Join John Mark McMillan and Compassion International in raising money to provide clean water for a community in Tanzania. One billion people worldwide struggle to find clean water on a daily basis and your contribution can help reduce that number for those living in a rural community in Tanzania.
One Compassion project in serious need of clean water is project TZ-814, the FPTC Kisaki Student Center in Kisaki, Tanzania. Kisaki is a community of 46,000 people in the Singada region of Tanzania, one of the most impoverished and drought-afflicted parts of the country. Residents of Kisaki live in homes made of dirt, adobe and thatched leaves, and primarily sustain themselves by farming maize, beans and potatoes. Jobs are scarce in the area, and unemployment is estimated at a staggering 98%. The average household income among families of Compassion children in Kisaki is just $3 a month.
Lack of clean water makes an already difficult situation even more desperate. The only sources of water are distant and unprotected wells located 2 to 3 kilometers away, requiring families (mostly young girls) to spend 2 to 3 hours each day fetching water. This is more than just an inconvenience; it also takes time away from schoolwork and other household chores. The water available is of poor quality, and is no doubt the reason why waterborne disease accounts for 82% of the medical issues seen in Compassion children at TZ-814 and two other nearby projects.
Fortunately, there is a relatively simple solution to the numerous problems caused by the lack of clean water in Kisaki. The planned solution involves three main components. First, a well will be drilled to a depth deep enough to access uncontaminated water. Second, elevated storage tanks will be installed to store clean water and enable water to be distributed by gravity alone, without the need for electricity.
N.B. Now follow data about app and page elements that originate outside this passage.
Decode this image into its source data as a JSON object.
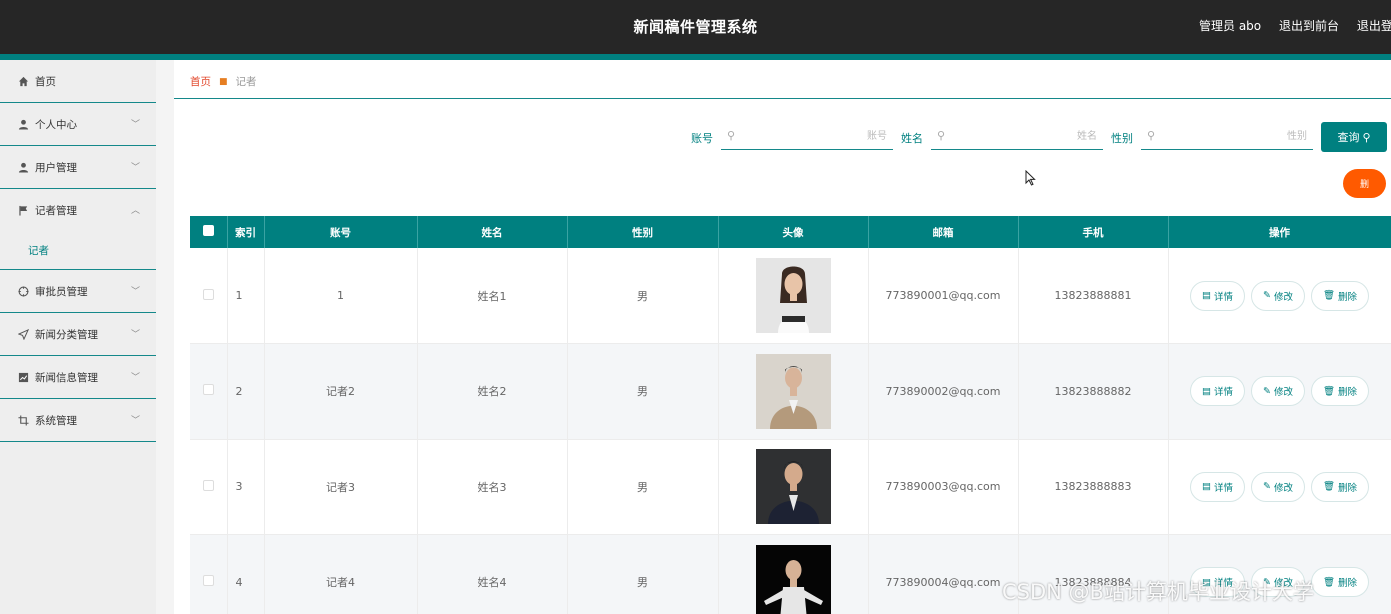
{
  "header": {
    "title": "新闻稿件管理系统",
    "user_label": "管理员 abo",
    "to_front_label": "退出到前台",
    "logout_label": "退出登录"
  },
  "sidebar": {
    "items": [
      {
        "label": "首页",
        "icon": "home-icon"
      },
      {
        "label": "个人中心",
        "icon": "user-icon"
      },
      {
        "label": "用户管理",
        "icon": "user-icon"
      },
      {
        "label": "记者管理",
        "icon": "flag-icon",
        "expanded": true,
        "children": [
          "记者"
        ]
      },
      {
        "label": "审批员管理",
        "icon": "target-icon"
      },
      {
        "label": "新闻分类管理",
        "icon": "send-icon"
      },
      {
        "label": "新闻信息管理",
        "icon": "chart-icon"
      },
      {
        "label": "系统管理",
        "icon": "crop-icon"
      }
    ]
  },
  "breadcrumb": {
    "home": "首页",
    "current": "记者"
  },
  "search": {
    "account_label": "账号",
    "account_placeholder": "账号",
    "name_label": "姓名",
    "name_placeholder": "姓名",
    "gender_label": "性别",
    "gender_placeholder": "性别",
    "query_label": "查询",
    "delete_label": "删"
  },
  "table": {
    "headers": [
      "索引",
      "账号",
      "姓名",
      "性别",
      "头像",
      "邮箱",
      "手机",
      "操作"
    ],
    "rows": [
      {
        "index": "1",
        "account": "1",
        "name": "姓名1",
        "gender": "男",
        "email": "773890001@qq.com",
        "phone": "13823888881"
      },
      {
        "index": "2",
        "account": "记者2",
        "name": "姓名2",
        "gender": "男",
        "email": "773890002@qq.com",
        "phone": "13823888882"
      },
      {
        "index": "3",
        "account": "记者3",
        "name": "姓名3",
        "gender": "男",
        "email": "773890003@qq.com",
        "phone": "13823888883"
      },
      {
        "index": "4",
        "account": "记者4",
        "name": "姓名4",
        "gender": "男",
        "email": "773890004@qq.com",
        "phone": "13823888884"
      }
    ],
    "actions": {
      "detail": "详情",
      "edit": "修改",
      "delete": "删除"
    }
  },
  "watermark": "CSDN @B站计算机毕业设计大学",
  "colors": {
    "accent": "#008080",
    "danger": "#ff5a00",
    "topbar": "#262626"
  }
}
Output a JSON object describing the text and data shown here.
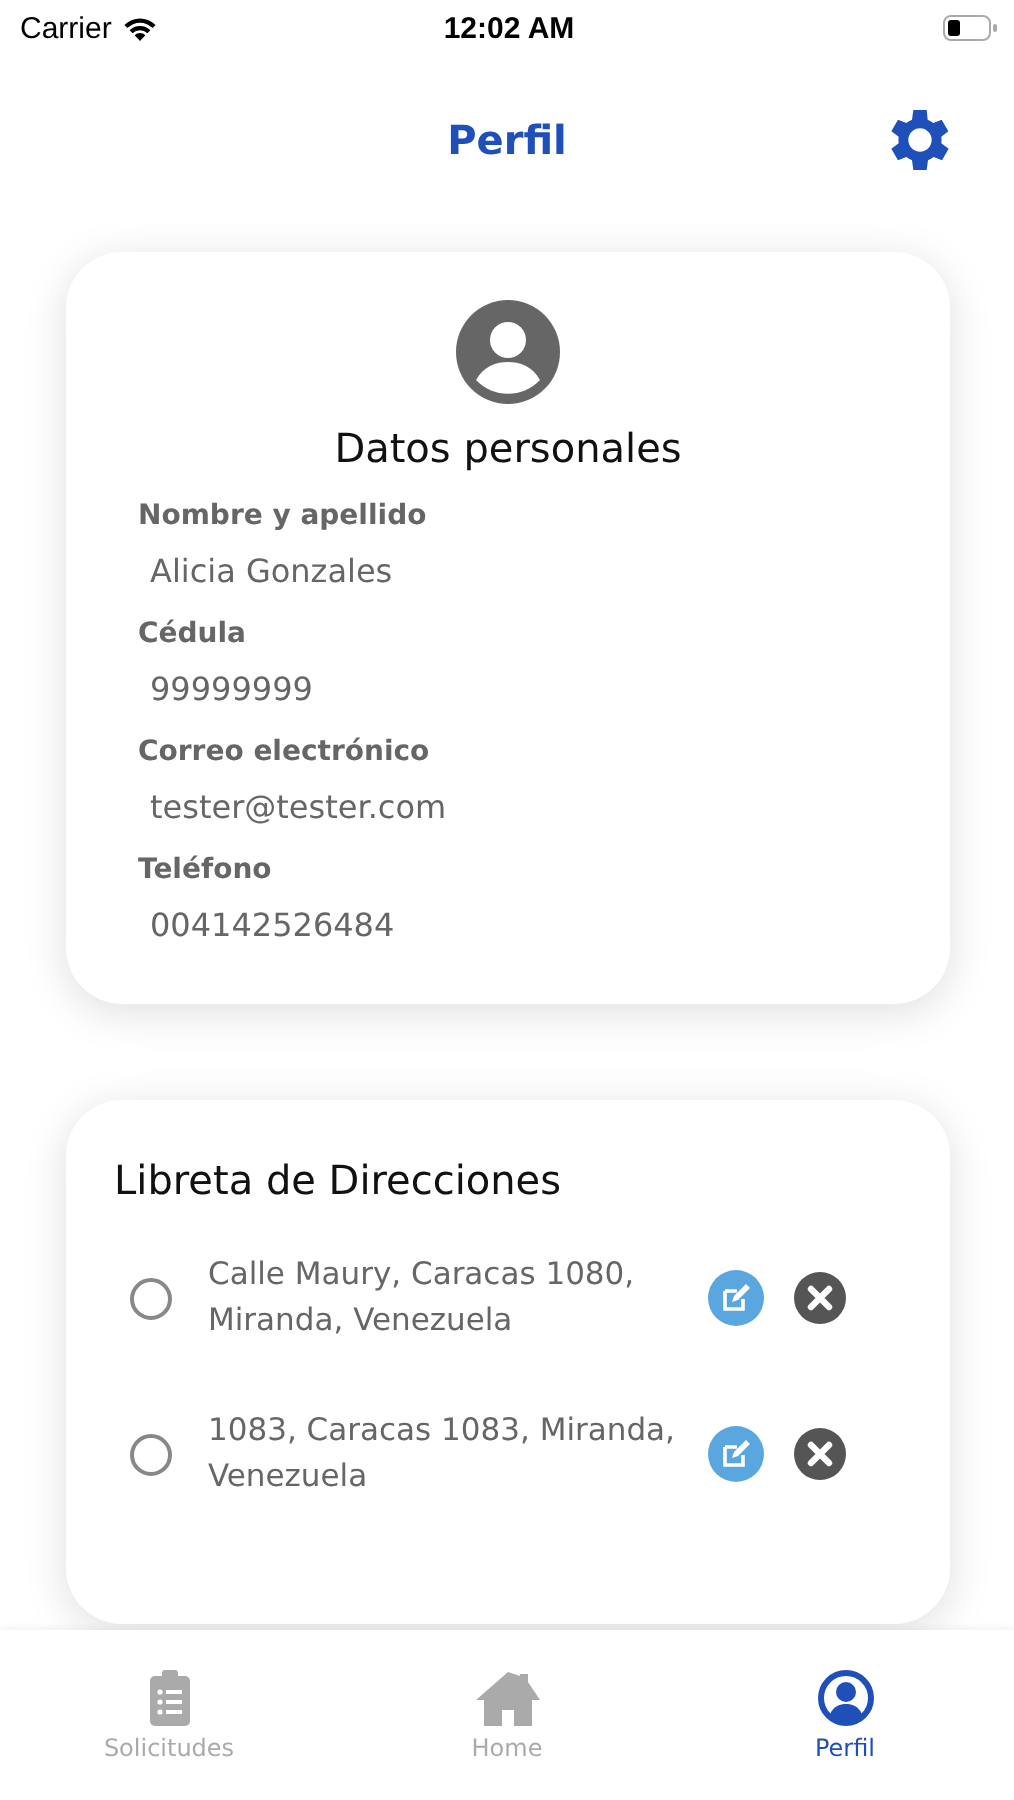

The final stage of the project involves creating a distribution point for the drinking water and a hygienic place for children and others to wash up